─── Information provided ───
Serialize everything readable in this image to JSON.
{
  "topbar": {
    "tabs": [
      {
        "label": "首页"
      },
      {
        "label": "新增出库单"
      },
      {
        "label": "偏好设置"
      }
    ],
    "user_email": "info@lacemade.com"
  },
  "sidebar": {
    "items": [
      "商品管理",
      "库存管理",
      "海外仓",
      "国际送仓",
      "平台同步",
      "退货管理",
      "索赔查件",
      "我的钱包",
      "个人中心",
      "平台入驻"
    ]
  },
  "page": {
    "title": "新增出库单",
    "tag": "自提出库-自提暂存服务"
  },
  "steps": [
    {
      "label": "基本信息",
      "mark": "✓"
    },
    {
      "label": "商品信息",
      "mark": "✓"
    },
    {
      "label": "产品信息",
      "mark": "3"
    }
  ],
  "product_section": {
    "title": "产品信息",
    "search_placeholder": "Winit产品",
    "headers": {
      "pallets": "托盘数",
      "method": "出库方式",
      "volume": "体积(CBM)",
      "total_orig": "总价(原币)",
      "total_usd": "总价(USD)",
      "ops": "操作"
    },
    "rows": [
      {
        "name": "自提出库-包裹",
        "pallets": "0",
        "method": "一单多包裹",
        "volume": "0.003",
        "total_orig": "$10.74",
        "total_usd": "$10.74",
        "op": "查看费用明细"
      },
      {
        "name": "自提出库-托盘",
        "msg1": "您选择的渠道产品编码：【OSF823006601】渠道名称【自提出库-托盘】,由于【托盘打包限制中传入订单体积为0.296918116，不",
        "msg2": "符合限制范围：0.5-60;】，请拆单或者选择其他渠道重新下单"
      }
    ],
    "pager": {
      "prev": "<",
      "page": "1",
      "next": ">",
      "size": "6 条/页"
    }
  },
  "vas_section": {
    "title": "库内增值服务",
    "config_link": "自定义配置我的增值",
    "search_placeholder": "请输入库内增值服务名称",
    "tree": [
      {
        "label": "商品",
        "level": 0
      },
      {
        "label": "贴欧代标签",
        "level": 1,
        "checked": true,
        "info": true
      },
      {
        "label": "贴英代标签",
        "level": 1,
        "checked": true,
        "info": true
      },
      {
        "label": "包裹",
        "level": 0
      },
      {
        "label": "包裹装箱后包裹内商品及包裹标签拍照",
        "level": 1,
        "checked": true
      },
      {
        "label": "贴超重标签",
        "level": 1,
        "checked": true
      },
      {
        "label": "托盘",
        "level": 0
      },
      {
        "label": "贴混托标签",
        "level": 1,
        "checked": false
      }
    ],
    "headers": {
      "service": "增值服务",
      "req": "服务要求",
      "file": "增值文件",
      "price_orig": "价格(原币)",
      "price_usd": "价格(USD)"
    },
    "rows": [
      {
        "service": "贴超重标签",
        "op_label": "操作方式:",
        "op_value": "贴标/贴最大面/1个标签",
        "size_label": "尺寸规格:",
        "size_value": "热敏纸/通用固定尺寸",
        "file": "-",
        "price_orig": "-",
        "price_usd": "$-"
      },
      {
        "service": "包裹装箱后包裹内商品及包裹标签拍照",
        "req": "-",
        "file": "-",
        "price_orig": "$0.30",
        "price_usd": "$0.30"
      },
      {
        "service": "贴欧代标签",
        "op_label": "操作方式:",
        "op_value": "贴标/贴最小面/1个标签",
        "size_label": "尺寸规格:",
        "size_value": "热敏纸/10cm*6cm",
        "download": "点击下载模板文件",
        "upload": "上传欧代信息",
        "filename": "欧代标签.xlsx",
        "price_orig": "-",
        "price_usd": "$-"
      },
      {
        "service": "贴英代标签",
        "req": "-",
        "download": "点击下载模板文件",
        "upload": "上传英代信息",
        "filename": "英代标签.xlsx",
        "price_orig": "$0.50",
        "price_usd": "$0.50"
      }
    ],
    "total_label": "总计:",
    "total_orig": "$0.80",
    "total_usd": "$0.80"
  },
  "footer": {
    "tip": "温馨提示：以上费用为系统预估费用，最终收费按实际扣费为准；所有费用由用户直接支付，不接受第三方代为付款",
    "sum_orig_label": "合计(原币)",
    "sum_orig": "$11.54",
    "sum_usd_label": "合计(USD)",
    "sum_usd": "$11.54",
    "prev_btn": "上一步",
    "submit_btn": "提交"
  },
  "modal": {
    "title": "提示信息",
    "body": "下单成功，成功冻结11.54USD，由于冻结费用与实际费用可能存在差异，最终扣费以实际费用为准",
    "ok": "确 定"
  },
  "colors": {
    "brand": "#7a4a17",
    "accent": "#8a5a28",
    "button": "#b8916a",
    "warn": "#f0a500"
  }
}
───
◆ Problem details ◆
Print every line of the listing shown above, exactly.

◆ Answer below ◆
Serialize everything readable in this image to JSON.
{
  "topbar": {
    "tabs": [
      {
        "label": "首页"
      },
      {
        "label": "新增出库单"
      },
      {
        "label": "偏好设置"
      }
    ],
    "user_email": "info@lacemade.com"
  },
  "sidebar": {
    "items": [
      "商品管理",
      "库存管理",
      "海外仓",
      "国际送仓",
      "平台同步",
      "退货管理",
      "索赔查件",
      "我的钱包",
      "个人中心",
      "平台入驻"
    ]
  },
  "page": {
    "title": "新增出库单",
    "tag": "自提出库-自提暂存服务"
  },
  "steps": [
    {
      "label": "基本信息",
      "mark": "✓"
    },
    {
      "label": "商品信息",
      "mark": "✓"
    },
    {
      "label": "产品信息",
      "mark": "3"
    }
  ],
  "product_section": {
    "title": "产品信息",
    "search_placeholder": "Winit产品",
    "headers": {
      "pallets": "托盘数",
      "method": "出库方式",
      "volume": "体积(CBM)",
      "total_orig": "总价(原币)",
      "total_usd": "总价(USD)",
      "ops": "操作"
    },
    "rows": [
      {
        "name": "自提出库-包裹",
        "pallets": "0",
        "method": "一单多包裹",
        "volume": "0.003",
        "total_orig": "$10.74",
        "total_usd": "$10.74",
        "op": "查看费用明细"
      },
      {
        "name": "自提出库-托盘",
        "msg1": "您选择的渠道产品编码：【OSF823006601】渠道名称【自提出库-托盘】,由于【托盘打包限制中传入订单体积为0.296918116，不",
        "msg2": "符合限制范围：0.5-60;】，请拆单或者选择其他渠道重新下单"
      }
    ],
    "pager": {
      "prev": "<",
      "page": "1",
      "next": ">",
      "size": "6 条/页"
    }
  },
  "vas_section": {
    "title": "库内增值服务",
    "config_link": "自定义配置我的增值",
    "search_placeholder": "请输入库内增值服务名称",
    "tree": [
      {
        "label": "商品",
        "level": 0
      },
      {
        "label": "贴欧代标签",
        "level": 1,
        "checked": true,
        "info": true
      },
      {
        "label": "贴英代标签",
        "level": 1,
        "checked": true,
        "info": true
      },
      {
        "label": "包裹",
        "level": 0
      },
      {
        "label": "包裹装箱后包裹内商品及包裹标签拍照",
        "level": 1,
        "checked": true
      },
      {
        "label": "贴超重标签",
        "level": 1,
        "checked": true
      },
      {
        "label": "托盘",
        "level": 0
      },
      {
        "label": "贴混托标签",
        "level": 1,
        "checked": false
      }
    ],
    "headers": {
      "service": "增值服务",
      "req": "服务要求",
      "file": "增值文件",
      "price_orig": "价格(原币)",
      "price_usd": "价格(USD)"
    },
    "rows": [
      {
        "service": "贴超重标签",
        "op_label": "操作方式:",
        "op_value": "贴标/贴最大面/1个标签",
        "size_label": "尺寸规格:",
        "size_value": "热敏纸/通用固定尺寸",
        "file": "-",
        "price_orig": "-",
        "price_usd": "$-"
      },
      {
        "service": "包裹装箱后包裹内商品及包裹标签拍照",
        "req": "-",
        "file": "-",
        "price_orig": "$0.30",
        "price_usd": "$0.30"
      },
      {
        "service": "贴欧代标签",
        "op_label": "操作方式:",
        "op_value": "贴标/贴最小面/1个标签",
        "size_label": "尺寸规格:",
        "size_value": "热敏纸/10cm*6cm",
        "download": "点击下载模板文件",
        "upload": "上传欧代信息",
        "filename": "欧代标签.xlsx",
        "price_orig": "-",
        "price_usd": "$-"
      },
      {
        "service": "贴英代标签",
        "req": "-",
        "download": "点击下载模板文件",
        "upload": "上传英代信息",
        "filename": "英代标签.xlsx",
        "price_orig": "$0.50",
        "price_usd": "$0.50"
      }
    ],
    "total_label": "总计:",
    "total_orig": "$0.80",
    "total_usd": "$0.80"
  },
  "footer": {
    "tip": "温馨提示：以上费用为系统预估费用，最终收费按实际扣费为准；所有费用由用户直接支付，不接受第三方代为付款",
    "sum_orig_label": "合计(原币)",
    "sum_orig": "$11.54",
    "sum_usd_label": "合计(USD)",
    "sum_usd": "$11.54",
    "prev_btn": "上一步",
    "submit_btn": "提交"
  },
  "modal": {
    "title": "提示信息",
    "body": "下单成功，成功冻结11.54USD，由于冻结费用与实际费用可能存在差异，最终扣费以实际费用为准",
    "ok": "确 定"
  },
  "colors": {
    "brand": "#7a4a17",
    "accent": "#8a5a28",
    "button": "#b8916a",
    "warn": "#f0a500"
  }
}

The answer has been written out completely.